• _Your instructions_: Retype all of the lines below with no changes.

= Beginning of Section =

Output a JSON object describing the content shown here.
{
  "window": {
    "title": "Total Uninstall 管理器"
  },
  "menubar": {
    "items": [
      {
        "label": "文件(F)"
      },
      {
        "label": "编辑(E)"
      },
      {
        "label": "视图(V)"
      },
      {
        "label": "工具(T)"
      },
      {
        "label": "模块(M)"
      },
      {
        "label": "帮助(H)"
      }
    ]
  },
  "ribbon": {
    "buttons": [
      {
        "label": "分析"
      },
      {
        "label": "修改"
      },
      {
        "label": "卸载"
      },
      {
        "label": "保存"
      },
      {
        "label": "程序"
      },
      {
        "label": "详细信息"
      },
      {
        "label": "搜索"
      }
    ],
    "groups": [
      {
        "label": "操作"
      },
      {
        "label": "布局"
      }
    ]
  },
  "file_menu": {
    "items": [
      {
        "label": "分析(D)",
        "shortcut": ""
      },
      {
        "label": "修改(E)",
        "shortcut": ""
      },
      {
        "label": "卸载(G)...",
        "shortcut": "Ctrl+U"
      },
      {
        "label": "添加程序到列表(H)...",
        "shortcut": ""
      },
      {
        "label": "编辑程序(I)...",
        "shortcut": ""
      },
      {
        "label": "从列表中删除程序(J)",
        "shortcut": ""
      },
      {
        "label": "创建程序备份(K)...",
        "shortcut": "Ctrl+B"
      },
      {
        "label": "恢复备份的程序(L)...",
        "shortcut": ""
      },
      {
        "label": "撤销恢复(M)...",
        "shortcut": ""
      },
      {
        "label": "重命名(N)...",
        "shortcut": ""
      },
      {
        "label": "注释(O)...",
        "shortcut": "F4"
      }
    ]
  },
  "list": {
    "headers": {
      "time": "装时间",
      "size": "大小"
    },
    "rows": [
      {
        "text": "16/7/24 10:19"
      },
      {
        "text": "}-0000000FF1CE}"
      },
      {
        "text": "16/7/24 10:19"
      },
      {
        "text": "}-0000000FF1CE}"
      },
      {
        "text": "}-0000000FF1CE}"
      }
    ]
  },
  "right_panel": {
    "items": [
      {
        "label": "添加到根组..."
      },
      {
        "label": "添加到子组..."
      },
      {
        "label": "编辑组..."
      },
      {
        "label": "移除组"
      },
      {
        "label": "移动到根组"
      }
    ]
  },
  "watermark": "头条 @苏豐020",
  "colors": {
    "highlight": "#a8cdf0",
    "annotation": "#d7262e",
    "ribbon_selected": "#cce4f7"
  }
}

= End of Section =

• _Answer space_:
Output a JSON object describing the content shown here.
{
  "window": {
    "title": "Total Uninstall 管理器"
  },
  "menubar": {
    "items": [
      {
        "label": "文件(F)"
      },
      {
        "label": "编辑(E)"
      },
      {
        "label": "视图(V)"
      },
      {
        "label": "工具(T)"
      },
      {
        "label": "模块(M)"
      },
      {
        "label": "帮助(H)"
      }
    ]
  },
  "ribbon": {
    "buttons": [
      {
        "label": "分析"
      },
      {
        "label": "修改"
      },
      {
        "label": "卸载"
      },
      {
        "label": "保存"
      },
      {
        "label": "程序"
      },
      {
        "label": "详细信息"
      },
      {
        "label": "搜索"
      }
    ],
    "groups": [
      {
        "label": "操作"
      },
      {
        "label": "布局"
      }
    ]
  },
  "file_menu": {
    "items": [
      {
        "label": "分析(D)",
        "shortcut": ""
      },
      {
        "label": "修改(E)",
        "shortcut": ""
      },
      {
        "label": "卸载(G)...",
        "shortcut": "Ctrl+U"
      },
      {
        "label": "添加程序到列表(H)...",
        "shortcut": ""
      },
      {
        "label": "编辑程序(I)...",
        "shortcut": ""
      },
      {
        "label": "从列表中删除程序(J)",
        "shortcut": ""
      },
      {
        "label": "创建程序备份(K)...",
        "shortcut": "Ctrl+B"
      },
      {
        "label": "恢复备份的程序(L)...",
        "shortcut": ""
      },
      {
        "label": "撤销恢复(M)...",
        "shortcut": ""
      },
      {
        "label": "重命名(N)...",
        "shortcut": ""
      },
      {
        "label": "注释(O)...",
        "shortcut": "F4"
      }
    ]
  },
  "list": {
    "headers": {
      "time": "装时间",
      "size": "大小"
    },
    "rows": [
      {
        "text": "16/7/24 10:19"
      },
      {
        "text": "}-0000000FF1CE}"
      },
      {
        "text": "16/7/24 10:19"
      },
      {
        "text": "}-0000000FF1CE}"
      },
      {
        "text": "}-0000000FF1CE}"
      }
    ]
  },
  "right_panel": {
    "items": [
      {
        "label": "添加到根组..."
      },
      {
        "label": "添加到子组..."
      },
      {
        "label": "编辑组..."
      },
      {
        "label": "移除组"
      },
      {
        "label": "移动到根组"
      }
    ]
  },
  "watermark": "头条 @苏豐020",
  "colors": {
    "highlight": "#a8cdf0",
    "annotation": "#d7262e",
    "ribbon_selected": "#cce4f7"
  }
}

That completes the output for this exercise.